Labeled Release experiments of the 1976 Viking Mission, that may suggest the detection of "extant microbial life on Mars." In addition, new findings from re-examination of the Gas Chromatograph Mass Spectrometer (GCMS) results were published in 2018.
Several broad band diodes (designated BB1, BB2, BB3, and BB4) are placed to focus accurately at distances between six and 43 feet away from the lander. A low resolution broad band diode was named SURVEY. There are also three narrow band low resolution diodes (named BLUE, GREEN and RED) for obtaining
color images, and another three (IR1, IR2, and IR3) for
The cameras scanned at a rate of five vertical scan lines per second, each composed of 512 pixels. The 300 degree panorama images were composed of 9150 lines. The cameras’ scan was slow enough that in a crew shot taken during development of the imaging system several members show up several times in the shot as they moved themselves as the camera scanned.
The Viking landers used a Guidance, Control and Sequencing Computer (GCSC) consisting of two
Honeywell HDC 402 24-bit computers with 18K of
plated-wire memory, while the Viking orbiters used a Command Computer Subsystem (CCS) using two custom-designed 18-bit serial processors.

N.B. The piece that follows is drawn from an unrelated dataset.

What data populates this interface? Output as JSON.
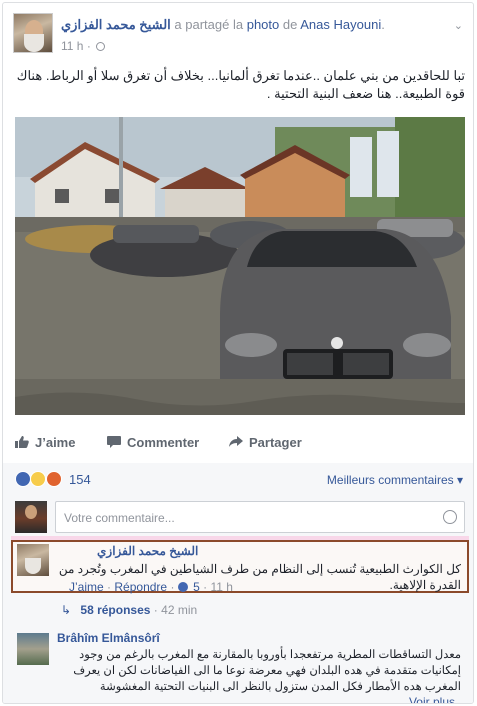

Financial cost of the Viking program
The two orbiters cost US$217 million at the time, which is about $1 billion in 2021 dollars. The most expensive single part of the program was the lander's life-detection unit, which cost about $60 million then or $300 million in 2021 dollars. Development of the Viking lander design cost $357 million. This was decades before NASA's "faster, better, cheaper" approach, and Viking needed to pioneer unprecedented technologies under national pressure brought on by the
Cold War and the aftermath of the
Space Race, all under the prospect of possibly discovering extraterrestrial life for the first time. The experiments had to adhere to a special 1971 directive that mandated that no single failure shall stop the return of more than one experiment—a difficult and expensive task for a device with over 40,000 parts.
The Viking camera system cost $27.3 million to develop, or about $100 million in 2021 dollars. When the Imaging system design was completed, it was difficult to find anyone who could manufacture its advanced design. The program managers were later praised for fending off pressure to go with a simpler, less advanced imaging system, especially when the views rolled in. The program did however save some money by cutting out a third lander and reducing the number of experiments on the lander.
Overall NASA says that $1 billion in 1970s dollars was spent on the program, which when inflation-adjusted to 2021 dollars is about $5 billion.
The craft all eventually failed, one by one, as follows:
Shut down after human error during software update caused the lander's antenna to go down, terminating power and communication.
The Viking program ended on May 21, 1983. To prevent an imminent impact with Mars the orbit of Viking 1 orbiter was raised on August 7, 1980, before it was shut down 10 days later. Impact and potential contamination on the planet's surface is possible from 2019 onwards.
Each Viking lander carried a tiny dot of microfilm containing the names of several thousand people who had worked on the mission. Several earlier space probes had carried message artifacts, such as the
Pioneer plaque and the
Voyager Golden Record. Later probes also carried memorials or lists of names, such as the
Perseverance rover which recognizes the almost 11 million people who
signed up to include their names on the mission.